Content starts

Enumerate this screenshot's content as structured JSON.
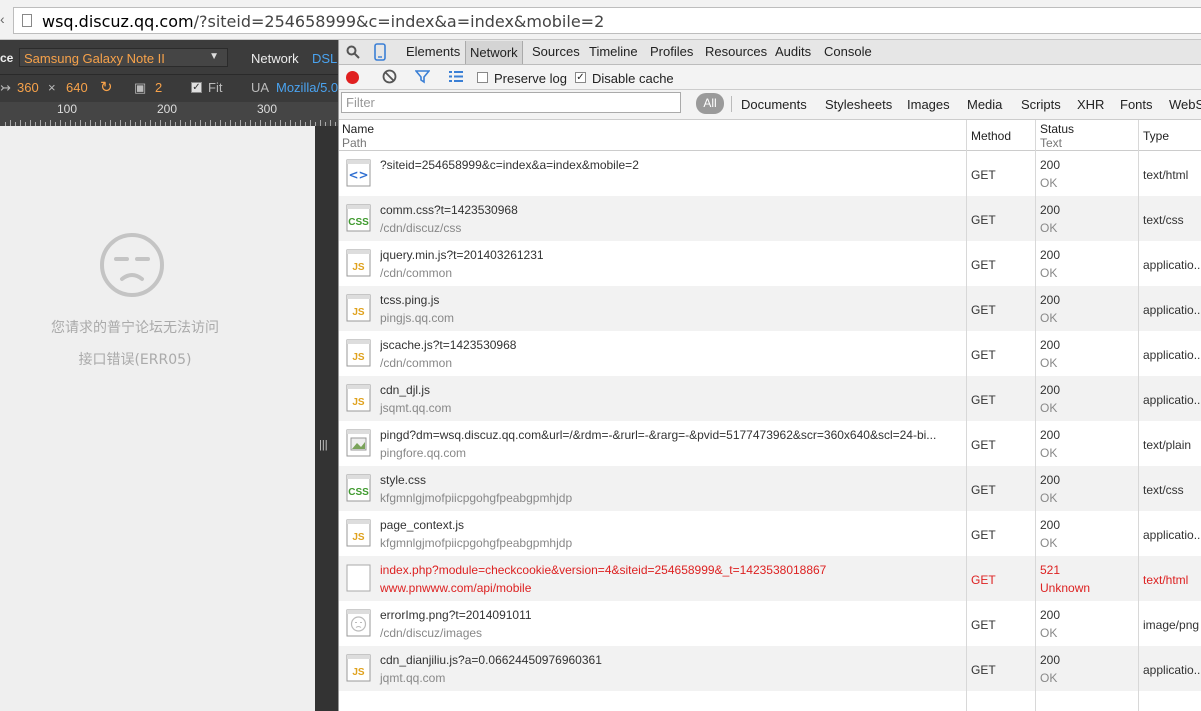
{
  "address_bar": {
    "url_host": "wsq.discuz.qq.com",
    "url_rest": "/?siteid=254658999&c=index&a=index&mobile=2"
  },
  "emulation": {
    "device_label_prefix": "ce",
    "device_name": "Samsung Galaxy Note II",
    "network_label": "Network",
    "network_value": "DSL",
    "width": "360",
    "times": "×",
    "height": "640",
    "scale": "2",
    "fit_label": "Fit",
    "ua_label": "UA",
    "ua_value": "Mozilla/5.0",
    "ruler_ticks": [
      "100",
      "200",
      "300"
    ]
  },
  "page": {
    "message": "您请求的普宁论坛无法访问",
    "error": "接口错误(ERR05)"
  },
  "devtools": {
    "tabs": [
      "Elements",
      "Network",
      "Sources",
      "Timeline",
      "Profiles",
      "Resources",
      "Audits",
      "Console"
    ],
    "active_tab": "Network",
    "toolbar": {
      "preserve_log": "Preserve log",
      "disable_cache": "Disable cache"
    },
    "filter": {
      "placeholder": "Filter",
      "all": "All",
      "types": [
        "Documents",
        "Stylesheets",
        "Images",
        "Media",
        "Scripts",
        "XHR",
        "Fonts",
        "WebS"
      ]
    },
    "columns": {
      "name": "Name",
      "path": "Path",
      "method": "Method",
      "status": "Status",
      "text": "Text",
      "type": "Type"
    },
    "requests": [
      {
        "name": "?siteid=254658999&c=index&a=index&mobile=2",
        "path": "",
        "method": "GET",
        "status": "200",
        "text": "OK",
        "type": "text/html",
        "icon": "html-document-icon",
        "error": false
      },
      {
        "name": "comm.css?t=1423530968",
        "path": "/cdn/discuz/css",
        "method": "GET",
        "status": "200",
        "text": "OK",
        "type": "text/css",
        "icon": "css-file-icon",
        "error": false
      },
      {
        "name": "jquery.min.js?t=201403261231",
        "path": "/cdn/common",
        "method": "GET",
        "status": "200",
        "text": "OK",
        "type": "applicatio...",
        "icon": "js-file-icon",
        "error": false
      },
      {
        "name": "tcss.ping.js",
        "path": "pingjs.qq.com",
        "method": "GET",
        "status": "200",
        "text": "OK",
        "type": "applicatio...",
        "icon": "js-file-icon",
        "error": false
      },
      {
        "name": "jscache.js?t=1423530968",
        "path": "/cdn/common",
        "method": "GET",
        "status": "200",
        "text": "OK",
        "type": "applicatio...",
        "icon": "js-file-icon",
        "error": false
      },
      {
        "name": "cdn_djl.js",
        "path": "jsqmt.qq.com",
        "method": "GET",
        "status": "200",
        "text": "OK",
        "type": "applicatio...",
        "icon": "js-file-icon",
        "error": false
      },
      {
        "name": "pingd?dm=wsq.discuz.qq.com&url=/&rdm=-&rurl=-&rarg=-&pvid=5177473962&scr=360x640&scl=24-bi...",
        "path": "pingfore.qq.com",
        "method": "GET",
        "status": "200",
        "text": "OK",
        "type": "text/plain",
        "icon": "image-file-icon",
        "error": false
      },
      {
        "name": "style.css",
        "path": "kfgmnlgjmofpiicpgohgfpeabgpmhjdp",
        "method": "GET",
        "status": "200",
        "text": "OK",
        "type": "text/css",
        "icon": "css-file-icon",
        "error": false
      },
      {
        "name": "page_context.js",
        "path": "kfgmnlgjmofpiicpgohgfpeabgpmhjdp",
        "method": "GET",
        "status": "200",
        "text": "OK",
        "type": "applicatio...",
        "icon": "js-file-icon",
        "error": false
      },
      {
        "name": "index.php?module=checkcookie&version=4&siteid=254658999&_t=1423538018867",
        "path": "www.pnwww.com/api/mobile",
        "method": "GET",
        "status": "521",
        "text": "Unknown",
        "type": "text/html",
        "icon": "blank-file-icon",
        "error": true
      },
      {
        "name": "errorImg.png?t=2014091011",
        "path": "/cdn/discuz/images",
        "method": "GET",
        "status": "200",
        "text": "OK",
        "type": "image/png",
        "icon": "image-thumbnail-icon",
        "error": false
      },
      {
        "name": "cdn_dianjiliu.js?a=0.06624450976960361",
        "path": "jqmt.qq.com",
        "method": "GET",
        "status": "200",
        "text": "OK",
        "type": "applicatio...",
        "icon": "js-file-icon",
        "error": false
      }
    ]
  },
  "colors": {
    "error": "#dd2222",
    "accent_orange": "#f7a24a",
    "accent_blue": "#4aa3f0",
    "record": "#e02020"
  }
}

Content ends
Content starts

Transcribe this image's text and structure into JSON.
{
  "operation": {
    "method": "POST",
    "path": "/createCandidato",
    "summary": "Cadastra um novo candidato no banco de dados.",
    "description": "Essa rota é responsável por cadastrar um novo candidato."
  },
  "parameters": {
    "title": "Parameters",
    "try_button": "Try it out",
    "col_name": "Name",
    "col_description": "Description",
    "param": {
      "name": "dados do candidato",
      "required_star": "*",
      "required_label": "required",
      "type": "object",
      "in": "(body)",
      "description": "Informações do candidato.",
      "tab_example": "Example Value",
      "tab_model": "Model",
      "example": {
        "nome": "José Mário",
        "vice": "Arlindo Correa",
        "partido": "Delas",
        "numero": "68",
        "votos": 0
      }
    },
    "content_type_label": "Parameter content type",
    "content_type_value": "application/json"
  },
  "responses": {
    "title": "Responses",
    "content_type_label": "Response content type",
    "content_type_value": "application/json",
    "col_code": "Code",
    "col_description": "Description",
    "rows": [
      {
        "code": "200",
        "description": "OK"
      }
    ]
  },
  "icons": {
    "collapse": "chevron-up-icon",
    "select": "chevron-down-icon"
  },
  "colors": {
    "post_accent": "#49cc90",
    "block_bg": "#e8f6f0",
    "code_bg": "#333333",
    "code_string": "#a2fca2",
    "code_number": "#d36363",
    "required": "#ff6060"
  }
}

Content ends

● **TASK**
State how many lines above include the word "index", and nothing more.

● **FINISHED EXERCISE**
3